MATERIAL FOR THIS TASK section start
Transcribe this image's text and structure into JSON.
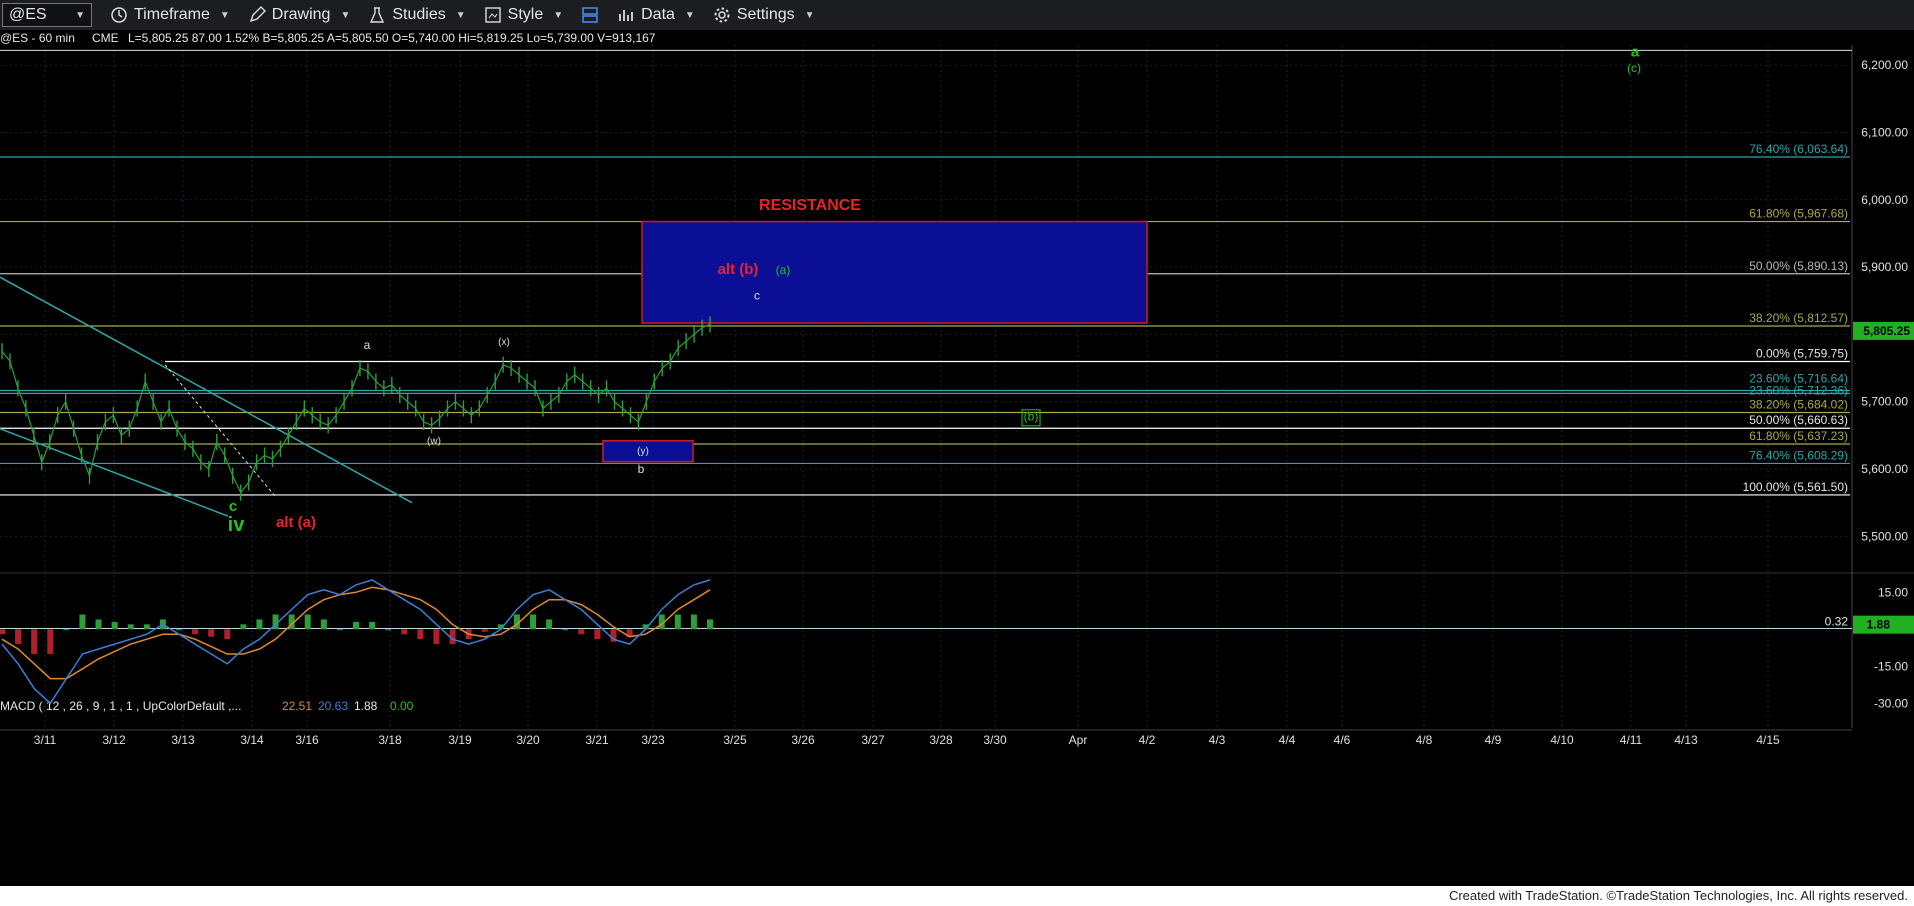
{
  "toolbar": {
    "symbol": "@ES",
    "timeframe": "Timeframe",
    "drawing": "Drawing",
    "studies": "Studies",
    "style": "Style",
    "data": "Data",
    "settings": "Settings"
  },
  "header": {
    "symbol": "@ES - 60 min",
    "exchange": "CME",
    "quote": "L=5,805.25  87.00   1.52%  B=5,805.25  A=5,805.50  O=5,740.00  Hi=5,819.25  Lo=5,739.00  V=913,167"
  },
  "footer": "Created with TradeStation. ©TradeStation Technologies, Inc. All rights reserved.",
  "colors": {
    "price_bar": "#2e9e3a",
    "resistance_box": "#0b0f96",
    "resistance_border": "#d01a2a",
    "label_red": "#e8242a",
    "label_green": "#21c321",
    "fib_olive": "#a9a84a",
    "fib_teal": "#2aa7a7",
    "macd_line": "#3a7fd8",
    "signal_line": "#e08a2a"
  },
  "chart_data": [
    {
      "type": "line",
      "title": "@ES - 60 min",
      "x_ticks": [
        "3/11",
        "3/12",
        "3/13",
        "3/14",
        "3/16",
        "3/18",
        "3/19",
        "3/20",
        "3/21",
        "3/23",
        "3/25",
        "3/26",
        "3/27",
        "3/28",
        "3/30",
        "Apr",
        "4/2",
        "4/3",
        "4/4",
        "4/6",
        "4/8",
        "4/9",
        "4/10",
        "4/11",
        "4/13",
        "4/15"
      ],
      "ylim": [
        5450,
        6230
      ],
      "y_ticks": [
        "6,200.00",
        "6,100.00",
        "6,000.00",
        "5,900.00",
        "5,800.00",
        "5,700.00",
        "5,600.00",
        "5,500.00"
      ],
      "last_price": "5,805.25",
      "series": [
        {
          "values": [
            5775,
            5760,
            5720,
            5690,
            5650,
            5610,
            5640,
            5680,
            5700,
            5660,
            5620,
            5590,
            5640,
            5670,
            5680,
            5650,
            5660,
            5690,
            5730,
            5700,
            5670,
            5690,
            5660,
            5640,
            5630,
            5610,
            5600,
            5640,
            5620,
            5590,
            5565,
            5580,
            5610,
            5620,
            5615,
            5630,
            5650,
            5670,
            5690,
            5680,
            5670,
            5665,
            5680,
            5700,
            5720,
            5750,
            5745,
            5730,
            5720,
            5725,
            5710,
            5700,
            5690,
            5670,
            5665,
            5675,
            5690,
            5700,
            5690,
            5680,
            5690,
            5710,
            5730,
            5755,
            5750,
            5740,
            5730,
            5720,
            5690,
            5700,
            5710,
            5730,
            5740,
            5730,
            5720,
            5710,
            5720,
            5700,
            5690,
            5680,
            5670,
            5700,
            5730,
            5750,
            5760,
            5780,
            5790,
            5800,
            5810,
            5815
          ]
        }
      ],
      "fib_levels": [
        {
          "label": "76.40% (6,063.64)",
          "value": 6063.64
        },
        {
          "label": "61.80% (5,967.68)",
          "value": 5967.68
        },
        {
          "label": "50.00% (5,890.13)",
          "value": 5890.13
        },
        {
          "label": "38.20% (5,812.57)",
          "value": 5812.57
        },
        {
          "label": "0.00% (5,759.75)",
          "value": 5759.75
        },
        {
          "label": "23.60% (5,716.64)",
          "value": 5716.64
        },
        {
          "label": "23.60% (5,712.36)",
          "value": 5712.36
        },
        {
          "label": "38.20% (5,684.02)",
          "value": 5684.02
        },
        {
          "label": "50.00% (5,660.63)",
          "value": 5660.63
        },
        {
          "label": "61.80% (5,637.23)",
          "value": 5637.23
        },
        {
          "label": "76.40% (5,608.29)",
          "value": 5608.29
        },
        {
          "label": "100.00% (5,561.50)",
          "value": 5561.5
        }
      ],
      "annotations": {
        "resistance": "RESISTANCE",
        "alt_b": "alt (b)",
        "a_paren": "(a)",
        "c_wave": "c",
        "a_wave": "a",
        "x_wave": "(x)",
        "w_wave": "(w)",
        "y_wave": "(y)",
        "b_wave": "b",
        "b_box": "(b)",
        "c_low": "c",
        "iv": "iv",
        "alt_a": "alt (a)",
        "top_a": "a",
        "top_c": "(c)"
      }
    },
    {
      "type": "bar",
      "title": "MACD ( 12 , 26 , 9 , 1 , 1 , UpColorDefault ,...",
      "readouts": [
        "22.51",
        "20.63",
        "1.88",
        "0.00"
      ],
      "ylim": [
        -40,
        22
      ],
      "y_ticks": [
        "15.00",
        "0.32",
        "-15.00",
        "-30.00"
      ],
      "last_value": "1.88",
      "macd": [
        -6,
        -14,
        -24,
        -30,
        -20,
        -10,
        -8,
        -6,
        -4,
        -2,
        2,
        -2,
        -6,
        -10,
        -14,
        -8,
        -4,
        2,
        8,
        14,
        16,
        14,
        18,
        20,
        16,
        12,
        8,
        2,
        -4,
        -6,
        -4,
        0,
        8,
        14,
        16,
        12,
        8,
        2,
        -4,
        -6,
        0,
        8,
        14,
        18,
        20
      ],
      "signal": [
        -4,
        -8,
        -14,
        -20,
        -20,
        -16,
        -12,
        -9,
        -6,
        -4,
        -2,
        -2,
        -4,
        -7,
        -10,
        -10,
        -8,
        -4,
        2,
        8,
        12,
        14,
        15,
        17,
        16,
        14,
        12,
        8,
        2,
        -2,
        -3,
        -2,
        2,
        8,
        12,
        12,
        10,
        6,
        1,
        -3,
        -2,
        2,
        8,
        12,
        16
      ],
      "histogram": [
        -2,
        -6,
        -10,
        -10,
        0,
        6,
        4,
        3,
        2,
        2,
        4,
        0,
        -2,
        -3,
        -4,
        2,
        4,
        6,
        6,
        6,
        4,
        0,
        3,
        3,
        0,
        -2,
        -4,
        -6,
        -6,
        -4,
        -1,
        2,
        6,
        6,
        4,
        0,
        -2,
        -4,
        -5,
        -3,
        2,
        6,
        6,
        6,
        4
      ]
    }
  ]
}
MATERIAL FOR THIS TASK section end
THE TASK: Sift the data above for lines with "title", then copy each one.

RESULT OF THIS TASK:
      "title": "@ES - 60 min",
      "title": "MACD ( 12 , 26 , 9 , 1 , 1 , UpColorDefault ,...",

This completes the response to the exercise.